● **Task requirements**
Repeat every entry word for word, skipping the pictures.
=== Provided data ===
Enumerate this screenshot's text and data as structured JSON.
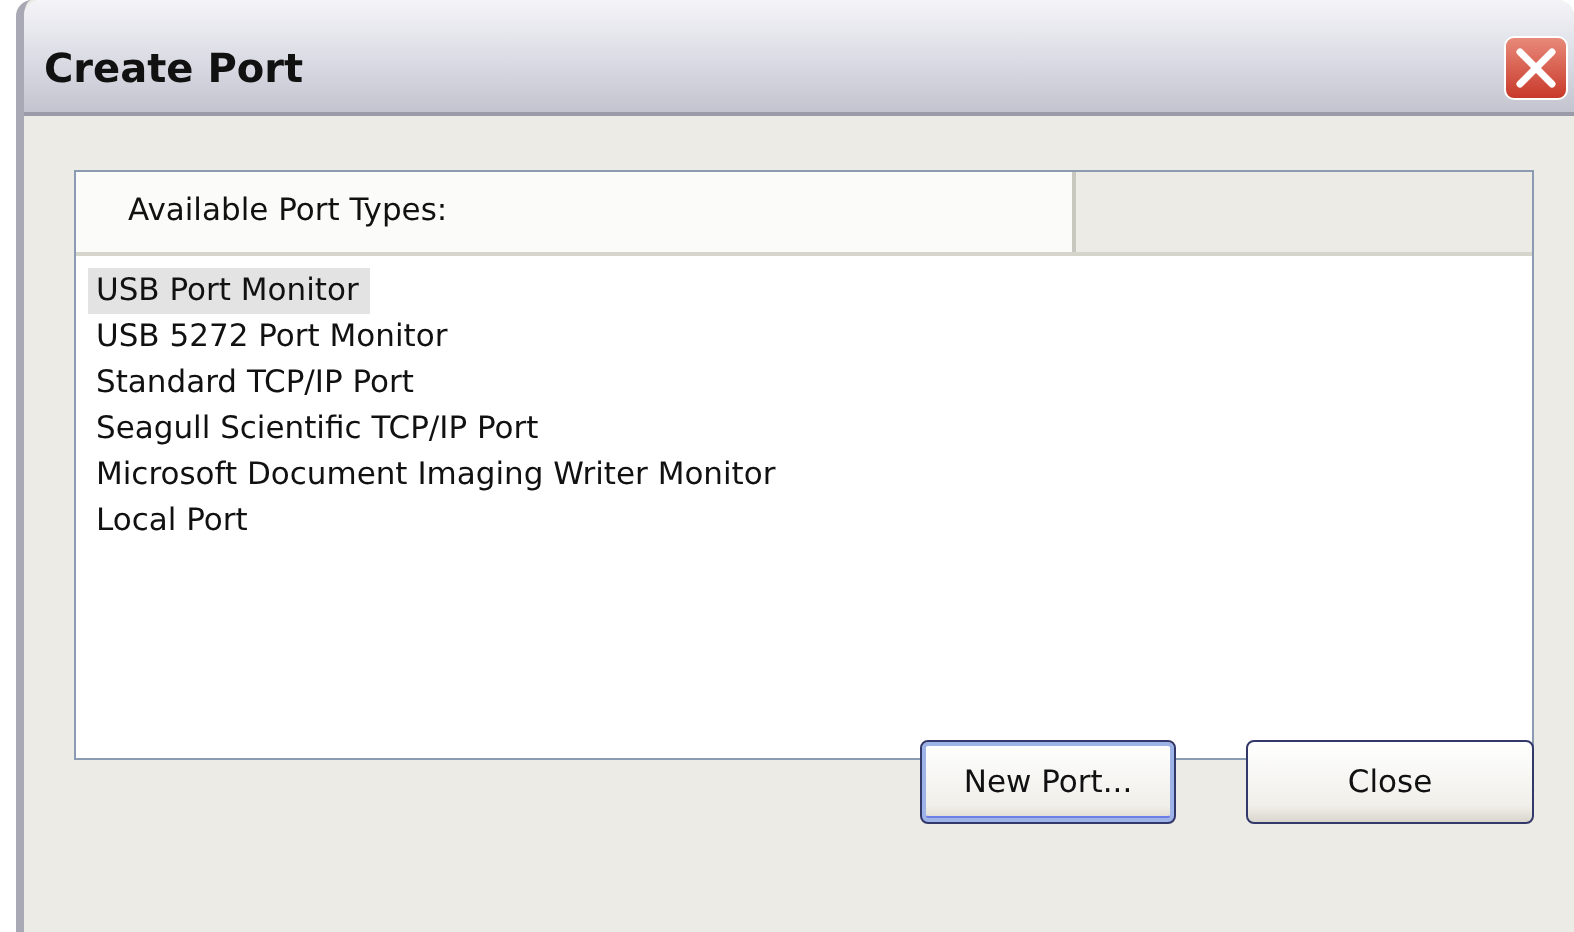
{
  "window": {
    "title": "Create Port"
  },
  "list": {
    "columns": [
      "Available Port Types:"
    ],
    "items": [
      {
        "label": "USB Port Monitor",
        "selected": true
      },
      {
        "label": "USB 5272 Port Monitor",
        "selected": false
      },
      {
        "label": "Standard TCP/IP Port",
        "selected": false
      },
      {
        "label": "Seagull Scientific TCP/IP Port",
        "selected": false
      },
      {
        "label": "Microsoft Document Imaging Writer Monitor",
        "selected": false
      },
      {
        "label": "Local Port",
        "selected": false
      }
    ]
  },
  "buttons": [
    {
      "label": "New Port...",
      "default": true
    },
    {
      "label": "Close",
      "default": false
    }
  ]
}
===
● **Response below**
Enumerate this screenshot's text and data as structured JSON.
{
  "window": {
    "title": "Create Port"
  },
  "list": {
    "columns": [
      "Available Port Types:"
    ],
    "items": [
      {
        "label": "USB Port Monitor",
        "selected": true
      },
      {
        "label": "USB 5272 Port Monitor",
        "selected": false
      },
      {
        "label": "Standard TCP/IP Port",
        "selected": false
      },
      {
        "label": "Seagull Scientific TCP/IP Port",
        "selected": false
      },
      {
        "label": "Microsoft Document Imaging Writer Monitor",
        "selected": false
      },
      {
        "label": "Local Port",
        "selected": false
      }
    ]
  },
  "buttons": [
    {
      "label": "New Port...",
      "default": true
    },
    {
      "label": "Close",
      "default": false
    }
  ]
}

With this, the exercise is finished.